When you repeat the material, keep each line exact and omit the pictures.

++++++++++++++++++++

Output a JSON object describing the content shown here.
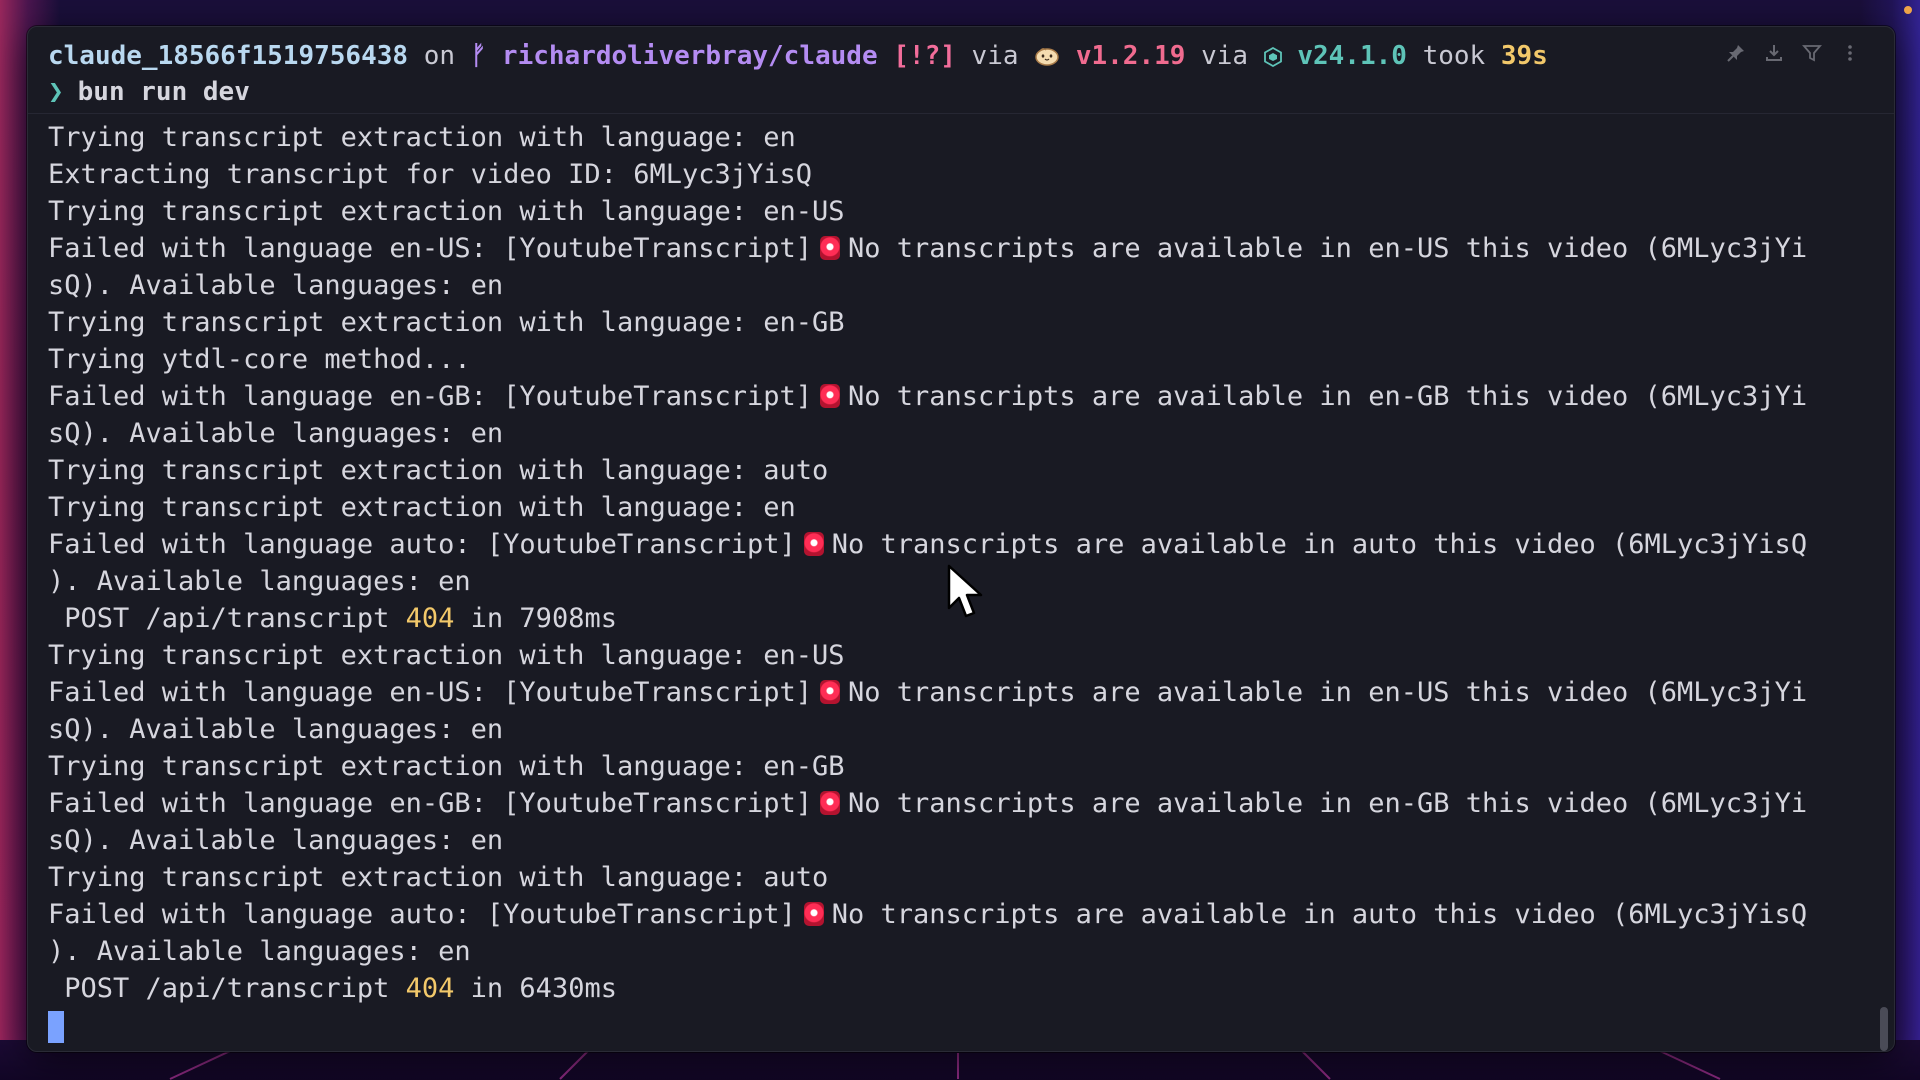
{
  "prompt": {
    "user_host": "claude_18566f1519756438",
    "on_word": "on",
    "branch_glyph": "ᚠ",
    "repo": "richardoliverbray/claude",
    "git_status": "[!?]",
    "via_word": "via",
    "bun_version": "v1.2.19",
    "node_version": "v24.1.0",
    "took_word": "took",
    "duration": "39s",
    "chevron": "❯",
    "command": "bun run dev"
  },
  "toolbar": {
    "icons": [
      "pin-icon",
      "download-icon",
      "filter-icon",
      "more-vertical-icon"
    ]
  },
  "output_lines": [
    {
      "text": "Trying transcript extraction with language: en"
    },
    {
      "text": "Extracting transcript for video ID: 6MLyc3jYisQ"
    },
    {
      "text": "Trying transcript extraction with language: en-US"
    },
    {
      "pre": "Failed with language en-US: [YoutubeTranscript]",
      "post": "No transcripts are available in en-US this video (6MLyc3jYi"
    },
    {
      "text": "sQ). Available languages: en"
    },
    {
      "text": "Trying transcript extraction with language: en-GB"
    },
    {
      "text": "Trying ytdl-core method..."
    },
    {
      "pre": "Failed with language en-GB: [YoutubeTranscript]",
      "post": "No transcripts are available in en-GB this video (6MLyc3jYi"
    },
    {
      "text": "sQ). Available languages: en"
    },
    {
      "text": "Trying transcript extraction with language: auto"
    },
    {
      "text": "Trying transcript extraction with language: en"
    },
    {
      "pre": "Failed with language auto: [YoutubeTranscript]",
      "post": "No transcripts are available in auto this video (6MLyc3jYisQ"
    },
    {
      "text": "). Available languages: en"
    },
    {
      "req_pre": " POST /api/transcript ",
      "status": "404",
      "req_post": " in 7908ms"
    },
    {
      "text": "Trying transcript extraction with language: en-US"
    },
    {
      "pre": "Failed with language en-US: [YoutubeTranscript]",
      "post": "No transcripts are available in en-US this video (6MLyc3jYi"
    },
    {
      "text": "sQ). Available languages: en"
    },
    {
      "text": "Trying transcript extraction with language: en-GB"
    },
    {
      "pre": "Failed with language en-GB: [YoutubeTranscript]",
      "post": "No transcripts are available in en-GB this video (6MLyc3jYi"
    },
    {
      "text": "sQ). Available languages: en"
    },
    {
      "text": "Trying transcript extraction with language: auto"
    },
    {
      "pre": "Failed with language auto: [YoutubeTranscript]",
      "post": "No transcripts are available in auto this video (6MLyc3jYisQ"
    },
    {
      "text": "). Available languages: en"
    },
    {
      "req_pre": " POST /api/transcript ",
      "status": "404",
      "req_post": " in 6430ms"
    }
  ],
  "colors": {
    "terminal_bg": "#191a23",
    "text": "#d6d6de",
    "status_404": "#f2c86a",
    "cursor": "#7aa2ff"
  }
}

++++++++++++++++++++

**Exercise result:**
Output a JSON object describing the content shown here.
{
  "prompt": {
    "user_host": "claude_18566f1519756438",
    "on_word": "on",
    "branch_glyph": "ᚠ",
    "repo": "richardoliverbray/claude",
    "git_status": "[!?]",
    "via_word": "via",
    "bun_version": "v1.2.19",
    "node_version": "v24.1.0",
    "took_word": "took",
    "duration": "39s",
    "chevron": "❯",
    "command": "bun run dev"
  },
  "toolbar": {
    "icons": [
      "pin-icon",
      "download-icon",
      "filter-icon",
      "more-vertical-icon"
    ]
  },
  "output_lines": [
    {
      "text": "Trying transcript extraction with language: en"
    },
    {
      "text": "Extracting transcript for video ID: 6MLyc3jYisQ"
    },
    {
      "text": "Trying transcript extraction with language: en-US"
    },
    {
      "pre": "Failed with language en-US: [YoutubeTranscript]",
      "post": "No transcripts are available in en-US this video (6MLyc3jYi"
    },
    {
      "text": "sQ). Available languages: en"
    },
    {
      "text": "Trying transcript extraction with language: en-GB"
    },
    {
      "text": "Trying ytdl-core method..."
    },
    {
      "pre": "Failed with language en-GB: [YoutubeTranscript]",
      "post": "No transcripts are available in en-GB this video (6MLyc3jYi"
    },
    {
      "text": "sQ). Available languages: en"
    },
    {
      "text": "Trying transcript extraction with language: auto"
    },
    {
      "text": "Trying transcript extraction with language: en"
    },
    {
      "pre": "Failed with language auto: [YoutubeTranscript]",
      "post": "No transcripts are available in auto this video (6MLyc3jYisQ"
    },
    {
      "text": "). Available languages: en"
    },
    {
      "req_pre": " POST /api/transcript ",
      "status": "404",
      "req_post": " in 7908ms"
    },
    {
      "text": "Trying transcript extraction with language: en-US"
    },
    {
      "pre": "Failed with language en-US: [YoutubeTranscript]",
      "post": "No transcripts are available in en-US this video (6MLyc3jYi"
    },
    {
      "text": "sQ). Available languages: en"
    },
    {
      "text": "Trying transcript extraction with language: en-GB"
    },
    {
      "pre": "Failed with language en-GB: [YoutubeTranscript]",
      "post": "No transcripts are available in en-GB this video (6MLyc3jYi"
    },
    {
      "text": "sQ). Available languages: en"
    },
    {
      "text": "Trying transcript extraction with language: auto"
    },
    {
      "pre": "Failed with language auto: [YoutubeTranscript]",
      "post": "No transcripts are available in auto this video (6MLyc3jYisQ"
    },
    {
      "text": "). Available languages: en"
    },
    {
      "req_pre": " POST /api/transcript ",
      "status": "404",
      "req_post": " in 6430ms"
    }
  ],
  "colors": {
    "terminal_bg": "#191a23",
    "text": "#d6d6de",
    "status_404": "#f2c86a",
    "cursor": "#7aa2ff"
  }
}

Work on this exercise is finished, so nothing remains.